_The task_
Output every record precisely.

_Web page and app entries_
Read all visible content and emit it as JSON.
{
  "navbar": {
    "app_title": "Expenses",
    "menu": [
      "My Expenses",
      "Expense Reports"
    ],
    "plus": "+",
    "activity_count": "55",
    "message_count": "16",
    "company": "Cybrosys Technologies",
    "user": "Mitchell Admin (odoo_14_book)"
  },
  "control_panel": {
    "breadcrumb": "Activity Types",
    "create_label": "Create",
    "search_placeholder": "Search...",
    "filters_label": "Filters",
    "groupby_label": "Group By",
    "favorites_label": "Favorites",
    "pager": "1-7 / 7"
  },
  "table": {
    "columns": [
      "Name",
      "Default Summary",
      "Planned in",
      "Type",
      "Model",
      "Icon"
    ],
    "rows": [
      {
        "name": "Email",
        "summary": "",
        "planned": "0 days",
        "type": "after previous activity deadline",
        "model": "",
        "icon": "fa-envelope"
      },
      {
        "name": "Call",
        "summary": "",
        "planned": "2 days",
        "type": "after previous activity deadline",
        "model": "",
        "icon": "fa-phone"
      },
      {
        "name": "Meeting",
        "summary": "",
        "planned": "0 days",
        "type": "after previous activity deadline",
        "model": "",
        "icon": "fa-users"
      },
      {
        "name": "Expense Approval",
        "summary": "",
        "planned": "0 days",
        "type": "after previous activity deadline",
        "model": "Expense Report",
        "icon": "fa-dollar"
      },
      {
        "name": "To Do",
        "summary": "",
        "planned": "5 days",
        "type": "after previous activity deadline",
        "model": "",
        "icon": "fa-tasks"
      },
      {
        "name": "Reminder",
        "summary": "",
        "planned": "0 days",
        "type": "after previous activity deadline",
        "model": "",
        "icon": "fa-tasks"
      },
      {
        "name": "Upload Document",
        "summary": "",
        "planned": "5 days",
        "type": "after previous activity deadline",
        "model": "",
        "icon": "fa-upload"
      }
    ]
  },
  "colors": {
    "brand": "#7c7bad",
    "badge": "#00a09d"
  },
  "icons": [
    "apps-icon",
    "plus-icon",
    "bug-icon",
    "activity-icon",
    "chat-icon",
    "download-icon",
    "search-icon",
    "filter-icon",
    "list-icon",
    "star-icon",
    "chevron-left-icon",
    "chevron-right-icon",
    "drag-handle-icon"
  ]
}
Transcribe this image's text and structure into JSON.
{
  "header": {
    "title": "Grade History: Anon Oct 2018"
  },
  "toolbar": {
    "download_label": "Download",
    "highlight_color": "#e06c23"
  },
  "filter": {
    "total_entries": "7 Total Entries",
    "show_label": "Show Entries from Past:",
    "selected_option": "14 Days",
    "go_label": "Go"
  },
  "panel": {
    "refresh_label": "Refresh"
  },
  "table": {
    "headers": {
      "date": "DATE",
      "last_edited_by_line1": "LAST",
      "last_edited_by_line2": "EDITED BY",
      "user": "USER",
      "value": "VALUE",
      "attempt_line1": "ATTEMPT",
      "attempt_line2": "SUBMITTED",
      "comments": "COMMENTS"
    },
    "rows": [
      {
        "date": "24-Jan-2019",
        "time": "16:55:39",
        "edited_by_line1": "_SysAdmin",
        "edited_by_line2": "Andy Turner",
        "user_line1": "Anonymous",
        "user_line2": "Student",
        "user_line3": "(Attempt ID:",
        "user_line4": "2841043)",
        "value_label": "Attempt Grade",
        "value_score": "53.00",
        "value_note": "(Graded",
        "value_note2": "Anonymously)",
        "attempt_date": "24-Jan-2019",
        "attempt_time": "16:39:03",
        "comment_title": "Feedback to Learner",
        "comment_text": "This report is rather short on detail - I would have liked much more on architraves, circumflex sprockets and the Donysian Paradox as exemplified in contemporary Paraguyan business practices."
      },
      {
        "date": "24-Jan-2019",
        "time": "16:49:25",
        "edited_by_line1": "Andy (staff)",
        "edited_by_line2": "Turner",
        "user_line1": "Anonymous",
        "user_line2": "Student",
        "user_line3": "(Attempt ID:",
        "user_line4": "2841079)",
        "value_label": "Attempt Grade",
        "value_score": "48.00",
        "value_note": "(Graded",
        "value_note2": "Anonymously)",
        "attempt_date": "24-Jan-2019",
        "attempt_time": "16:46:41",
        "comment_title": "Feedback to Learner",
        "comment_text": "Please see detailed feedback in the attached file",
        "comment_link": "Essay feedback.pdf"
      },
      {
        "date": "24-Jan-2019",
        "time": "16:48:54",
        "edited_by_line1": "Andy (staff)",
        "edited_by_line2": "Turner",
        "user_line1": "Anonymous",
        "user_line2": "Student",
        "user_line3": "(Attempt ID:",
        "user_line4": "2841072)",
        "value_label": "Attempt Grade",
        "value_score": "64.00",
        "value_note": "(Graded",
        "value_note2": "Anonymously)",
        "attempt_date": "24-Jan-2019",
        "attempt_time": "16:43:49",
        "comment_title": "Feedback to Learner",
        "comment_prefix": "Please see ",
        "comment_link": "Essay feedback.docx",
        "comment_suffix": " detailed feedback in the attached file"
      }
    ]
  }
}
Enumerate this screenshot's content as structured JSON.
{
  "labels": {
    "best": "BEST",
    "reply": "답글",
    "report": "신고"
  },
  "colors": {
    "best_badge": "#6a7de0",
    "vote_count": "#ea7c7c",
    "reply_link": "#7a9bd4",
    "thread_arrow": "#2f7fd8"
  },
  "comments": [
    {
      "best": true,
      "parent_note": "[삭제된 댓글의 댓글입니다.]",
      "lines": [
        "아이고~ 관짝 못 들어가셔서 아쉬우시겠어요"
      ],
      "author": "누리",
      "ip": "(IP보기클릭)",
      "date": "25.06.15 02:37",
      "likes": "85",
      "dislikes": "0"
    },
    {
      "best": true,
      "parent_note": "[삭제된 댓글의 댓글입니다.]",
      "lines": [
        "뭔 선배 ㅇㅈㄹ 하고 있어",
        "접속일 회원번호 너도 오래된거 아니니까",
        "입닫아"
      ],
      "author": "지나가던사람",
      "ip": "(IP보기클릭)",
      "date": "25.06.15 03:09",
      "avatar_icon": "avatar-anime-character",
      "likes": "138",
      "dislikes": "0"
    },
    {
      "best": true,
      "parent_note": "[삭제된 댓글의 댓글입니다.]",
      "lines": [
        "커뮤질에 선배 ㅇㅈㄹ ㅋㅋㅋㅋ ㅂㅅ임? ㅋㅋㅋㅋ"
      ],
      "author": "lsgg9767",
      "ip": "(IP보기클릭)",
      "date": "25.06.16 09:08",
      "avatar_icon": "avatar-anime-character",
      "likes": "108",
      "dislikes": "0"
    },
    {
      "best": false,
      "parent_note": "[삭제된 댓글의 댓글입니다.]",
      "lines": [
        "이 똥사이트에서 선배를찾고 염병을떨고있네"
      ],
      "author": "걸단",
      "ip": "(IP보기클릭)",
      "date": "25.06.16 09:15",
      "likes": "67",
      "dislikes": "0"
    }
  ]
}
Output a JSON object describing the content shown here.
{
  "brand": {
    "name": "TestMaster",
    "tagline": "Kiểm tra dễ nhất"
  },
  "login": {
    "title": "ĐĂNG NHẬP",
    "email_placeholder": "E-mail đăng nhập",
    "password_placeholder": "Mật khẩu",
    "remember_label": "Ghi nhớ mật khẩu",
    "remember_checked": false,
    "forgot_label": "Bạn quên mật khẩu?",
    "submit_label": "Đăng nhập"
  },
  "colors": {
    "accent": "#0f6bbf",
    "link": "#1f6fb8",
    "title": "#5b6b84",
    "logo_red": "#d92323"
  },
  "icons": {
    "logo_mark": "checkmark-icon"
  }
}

_Answer area_
Read all visible content and emit it as JSON.
{
  "navbar": {
    "app_title": "Expenses",
    "menu": [
      "My Expenses",
      "Expense Reports"
    ],
    "plus": "+",
    "activity_count": "55",
    "message_count": "16",
    "company": "Cybrosys Technologies",
    "user": "Mitchell Admin (odoo_14_book)"
  },
  "control_panel": {
    "breadcrumb": "Activity Types",
    "create_label": "Create",
    "search_placeholder": "Search...",
    "filters_label": "Filters",
    "groupby_label": "Group By",
    "favorites_label": "Favorites",
    "pager": "1-7 / 7"
  },
  "table": {
    "columns": [
      "Name",
      "Default Summary",
      "Planned in",
      "Type",
      "Model",
      "Icon"
    ],
    "rows": [
      {
        "name": "Email",
        "summary": "",
        "planned": "0 days",
        "type": "after previous activity deadline",
        "model": "",
        "icon": "fa-envelope"
      },
      {
        "name": "Call",
        "summary": "",
        "planned": "2 days",
        "type": "after previous activity deadline",
        "model": "",
        "icon": "fa-phone"
      },
      {
        "name": "Meeting",
        "summary": "",
        "planned": "0 days",
        "type": "after previous activity deadline",
        "model": "",
        "icon": "fa-users"
      },
      {
        "name": "Expense Approval",
        "summary": "",
        "planned": "0 days",
        "type": "after previous activity deadline",
        "model": "Expense Report",
        "icon": "fa-dollar"
      },
      {
        "name": "To Do",
        "summary": "",
        "planned": "5 days",
        "type": "after previous activity deadline",
        "model": "",
        "icon": "fa-tasks"
      },
      {
        "name": "Reminder",
        "summary": "",
        "planned": "0 days",
        "type": "after previous activity deadline",
        "model": "",
        "icon": "fa-tasks"
      },
      {
        "name": "Upload Document",
        "summary": "",
        "planned": "5 days",
        "type": "after previous activity deadline",
        "model": "",
        "icon": "fa-upload"
      }
    ]
  },
  "colors": {
    "brand": "#7c7bad",
    "badge": "#00a09d"
  },
  "icons": [
    "apps-icon",
    "plus-icon",
    "bug-icon",
    "activity-icon",
    "chat-icon",
    "download-icon",
    "search-icon",
    "filter-icon",
    "list-icon",
    "star-icon",
    "chevron-left-icon",
    "chevron-right-icon",
    "drag-handle-icon"
  ]
}
Transcribe this image's text and structure into JSON.
{
  "header": {
    "title": "Grade History: Anon Oct 2018"
  },
  "toolbar": {
    "download_label": "Download",
    "highlight_color": "#e06c23"
  },
  "filter": {
    "total_entries": "7 Total Entries",
    "show_label": "Show Entries from Past:",
    "selected_option": "14 Days",
    "go_label": "Go"
  },
  "panel": {
    "refresh_label": "Refresh"
  },
  "table": {
    "headers": {
      "date": "DATE",
      "last_edited_by_line1": "LAST",
      "last_edited_by_line2": "EDITED BY",
      "user": "USER",
      "value": "VALUE",
      "attempt_line1": "ATTEMPT",
      "attempt_line2": "SUBMITTED",
      "comments": "COMMENTS"
    },
    "rows": [
      {
        "date": "24-Jan-2019",
        "time": "16:55:39",
        "edited_by_line1": "_SysAdmin",
        "edited_by_line2": "Andy Turner",
        "user_line1": "Anonymous",
        "user_line2": "Student",
        "user_line3": "(Attempt ID:",
        "user_line4": "2841043)",
        "value_label": "Attempt Grade",
        "value_score": "53.00",
        "value_note": "(Graded",
        "value_note2": "Anonymously)",
        "attempt_date": "24-Jan-2019",
        "attempt_time": "16:39:03",
        "comment_title": "Feedback to Learner",
        "comment_text": "This report is rather short on detail - I would have liked much more on architraves, circumflex sprockets and the Donysian Paradox as exemplified in contemporary Paraguyan business practices."
      },
      {
        "date": "24-Jan-2019",
        "time": "16:49:25",
        "edited_by_line1": "Andy (staff)",
        "edited_by_line2": "Turner",
        "user_line1": "Anonymous",
        "user_line2": "Student",
        "user_line3": "(Attempt ID:",
        "user_line4": "2841079)",
        "value_label": "Attempt Grade",
        "value_score": "48.00",
        "value_note": "(Graded",
        "value_note2": "Anonymously)",
        "attempt_date": "24-Jan-2019",
        "attempt_time": "16:46:41",
        "comment_title": "Feedback to Learner",
        "comment_text": "Please see detailed feedback in the attached file",
        "comment_link": "Essay feedback.pdf"
      },
      {
        "date": "24-Jan-2019",
        "time": "16:48:54",
        "edited_by_line1": "Andy (staff)",
        "edited_by_line2": "Turner",
        "user_line1": "Anonymous",
        "user_line2": "Student",
        "user_line3": "(Attempt ID:",
        "user_line4": "2841072)",
        "value_label": "Attempt Grade",
        "value_score": "64.00",
        "value_note": "(Graded",
        "value_note2": "Anonymously)",
        "attempt_date": "24-Jan-2019",
        "attempt_time": "16:43:49",
        "comment_title": "Feedback to Learner",
        "comment_prefix": "Please see ",
        "comment_link": "Essay feedback.docx",
        "comment_suffix": " detailed feedback in the attached file"
      }
    ]
  }
}
Enumerate this screenshot's content as structured JSON.
{
  "labels": {
    "best": "BEST",
    "reply": "답글",
    "report": "신고"
  },
  "colors": {
    "best_badge": "#6a7de0",
    "vote_count": "#ea7c7c",
    "reply_link": "#7a9bd4",
    "thread_arrow": "#2f7fd8"
  },
  "comments": [
    {
      "best": true,
      "parent_note": "[삭제된 댓글의 댓글입니다.]",
      "lines": [
        "아이고~ 관짝 못 들어가셔서 아쉬우시겠어요"
      ],
      "author": "누리",
      "ip": "(IP보기클릭)",
      "date": "25.06.15 02:37",
      "likes": "85",
      "dislikes": "0"
    },
    {
      "best": true,
      "parent_note": "[삭제된 댓글의 댓글입니다.]",
      "lines": [
        "뭔 선배 ㅇㅈㄹ 하고 있어",
        "접속일 회원번호 너도 오래된거 아니니까",
        "입닫아"
      ],
      "author": "지나가던사람",
      "ip": "(IP보기클릭)",
      "date": "25.06.15 03:09",
      "avatar_icon": "avatar-anime-character",
      "likes": "138",
      "dislikes": "0"
    },
    {
      "best": true,
      "parent_note": "[삭제된 댓글의 댓글입니다.]",
      "lines": [
        "커뮤질에 선배 ㅇㅈㄹ ㅋㅋㅋㅋ ㅂㅅ임? ㅋㅋㅋㅋ"
      ],
      "author": "lsgg9767",
      "ip": "(IP보기클릭)",
      "date": "25.06.16 09:08",
      "avatar_icon": "avatar-anime-character",
      "likes": "108",
      "dislikes": "0"
    },
    {
      "best": false,
      "parent_note": "[삭제된 댓글의 댓글입니다.]",
      "lines": [
        "이 똥사이트에서 선배를찾고 염병을떨고있네"
      ],
      "author": "걸단",
      "ip": "(IP보기클릭)",
      "date": "25.06.16 09:15",
      "likes": "67",
      "dislikes": "0"
    }
  ]
}
Output a JSON object describing the content shown here.
{
  "brand": {
    "name": "TestMaster",
    "tagline": "Kiểm tra dễ nhất"
  },
  "login": {
    "title": "ĐĂNG NHẬP",
    "email_placeholder": "E-mail đăng nhập",
    "password_placeholder": "Mật khẩu",
    "remember_label": "Ghi nhớ mật khẩu",
    "remember_checked": false,
    "forgot_label": "Bạn quên mật khẩu?",
    "submit_label": "Đăng nhập"
  },
  "colors": {
    "accent": "#0f6bbf",
    "link": "#1f6fb8",
    "title": "#5b6b84",
    "logo_red": "#d92323"
  },
  "icons": {
    "logo_mark": "checkmark-icon"
  }
}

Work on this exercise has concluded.